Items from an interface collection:
======

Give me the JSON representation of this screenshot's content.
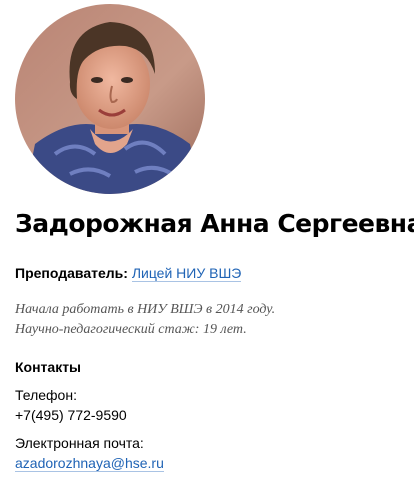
{
  "profile": {
    "name": "Задорожная Анна Сергеевна",
    "role_label": "Преподаватель:",
    "role_link": "Лицей НИУ ВШЭ",
    "bio_line1": "Начала работать в НИУ ВШЭ в 2014 году.",
    "bio_line2": "Научно-педагогический стаж: 19 лет."
  },
  "contacts": {
    "title": "Контакты",
    "phone_label": "Телефон:",
    "phone_value": "+7(495) 772-9590",
    "email_label": "Электронная почта:",
    "email_value": "azadorozhnaya@hse.ru"
  },
  "colors": {
    "link": "#1f63b5",
    "bio_text": "#555555"
  }
}
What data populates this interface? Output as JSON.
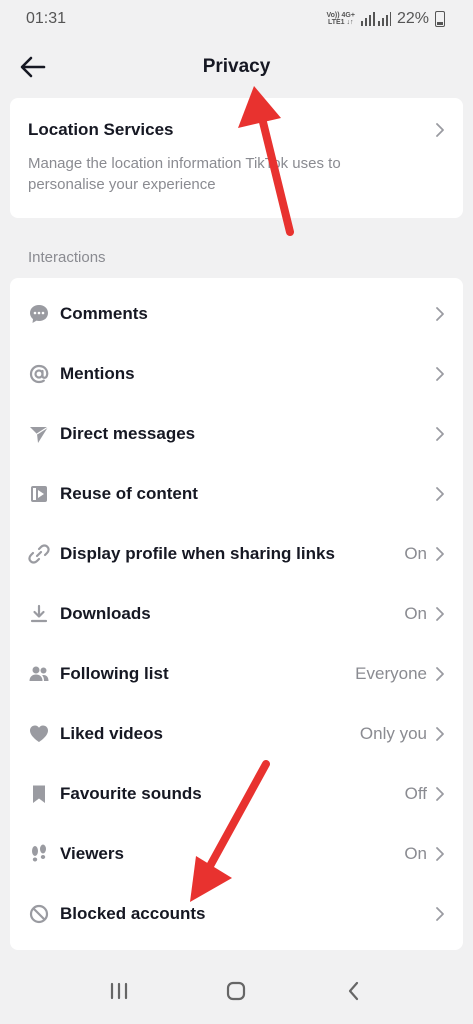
{
  "status_bar": {
    "time": "01:31",
    "net_top": "Vo)) 4G+",
    "net_bottom": "LTE1 ↓↑",
    "battery": "22%"
  },
  "header": {
    "title": "Privacy"
  },
  "location": {
    "title": "Location Services",
    "description": "Manage the location information TikTok uses to personalise your experience"
  },
  "section_label": "Interactions",
  "rows": [
    {
      "label": "Comments",
      "value": ""
    },
    {
      "label": "Mentions",
      "value": ""
    },
    {
      "label": "Direct messages",
      "value": ""
    },
    {
      "label": "Reuse of content",
      "value": ""
    },
    {
      "label": "Display profile when sharing links",
      "value": "On"
    },
    {
      "label": "Downloads",
      "value": "On"
    },
    {
      "label": "Following list",
      "value": "Everyone"
    },
    {
      "label": "Liked videos",
      "value": "Only you"
    },
    {
      "label": "Favourite sounds",
      "value": "Off"
    },
    {
      "label": "Viewers",
      "value": "On"
    },
    {
      "label": "Blocked accounts",
      "value": ""
    }
  ],
  "icons": [
    "comment-icon",
    "at-icon",
    "send-icon",
    "reuse-icon",
    "link-icon",
    "download-icon",
    "people-icon",
    "heart-icon",
    "bookmark-icon",
    "footprints-icon",
    "block-icon"
  ],
  "colors": {
    "annotation_arrow": "#e8322f",
    "text_primary": "#161823",
    "text_secondary": "#8a8b91"
  }
}
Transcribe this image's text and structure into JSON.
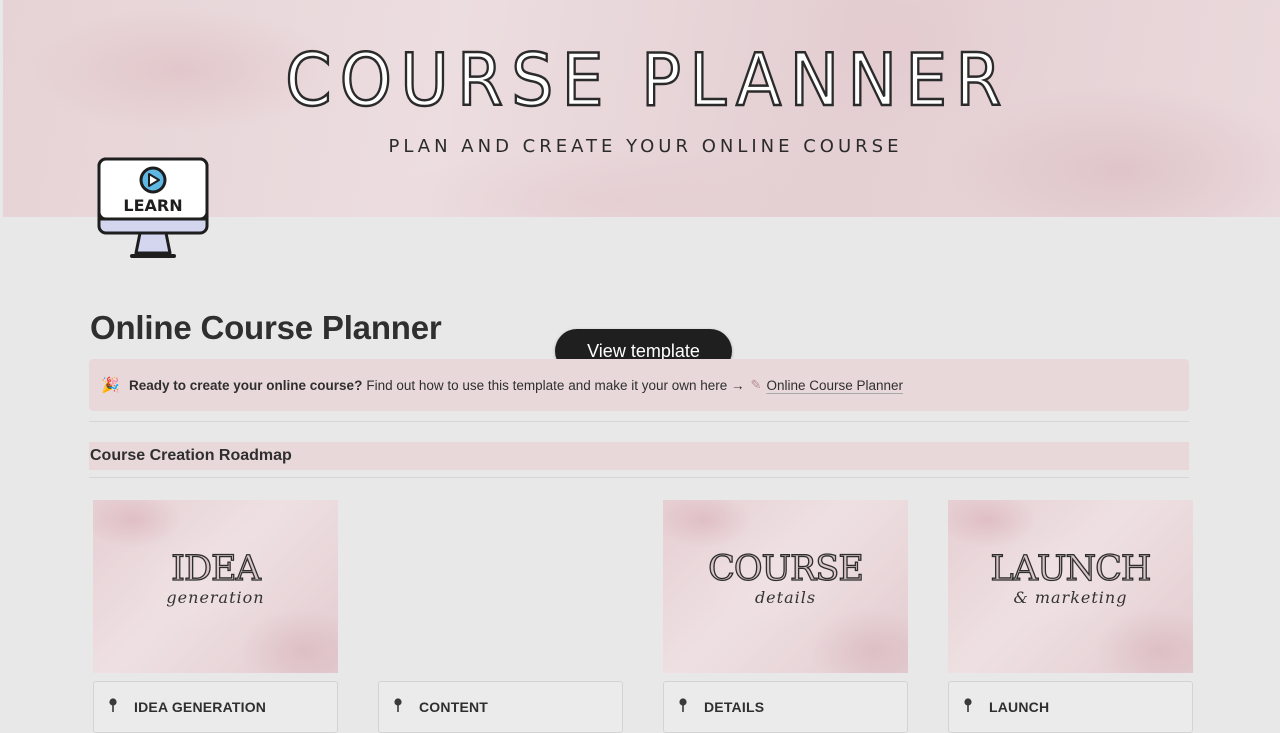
{
  "cover": {
    "title": "COURSE PLANNER",
    "subtitle": "PLAN AND CREATE YOUR ONLINE COURSE",
    "icon": "monitor-learn-icon",
    "icon_text": "LEARN"
  },
  "page": {
    "title": "Online Course Planner"
  },
  "overlay": {
    "view_template_label": "View template"
  },
  "callout": {
    "icon": "party-popper-icon",
    "bold_text": "Ready to create your online course?",
    "text": "Find out how to use this template and make it your own here →",
    "link_icon": "page-link-icon",
    "link_text": "Online Course Planner"
  },
  "roadmap": {
    "heading": "Course Creation Roadmap",
    "cards": [
      {
        "image_title": "IDEA",
        "image_script": "generation",
        "label": "IDEA GENERATION",
        "icon": "pin-icon",
        "has_image": true
      },
      {
        "image_title": "",
        "image_script": "",
        "label": "CONTENT",
        "icon": "pin-icon",
        "has_image": false
      },
      {
        "image_title": "COURSE",
        "image_script": "details",
        "label": "DETAILS",
        "icon": "pin-icon",
        "has_image": true
      },
      {
        "image_title": "LAUNCH",
        "image_script": "& marketing",
        "label": "LAUNCH",
        "icon": "pin-icon",
        "has_image": true
      }
    ]
  },
  "colors": {
    "cover_tint": "#e6d3d5",
    "callout_background": "#e9d8da",
    "page_background": "#e8e8e8",
    "button_dark": "#1f1f1f"
  }
}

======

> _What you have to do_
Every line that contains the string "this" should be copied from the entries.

> _Exercise response_
Give me the JSON representation of this screenshot's content.
What data populates this interface? Output as JSON.
Transcribe this image's text and structure into JSON.
    "text": "Find out how to use this template and make it your own here →",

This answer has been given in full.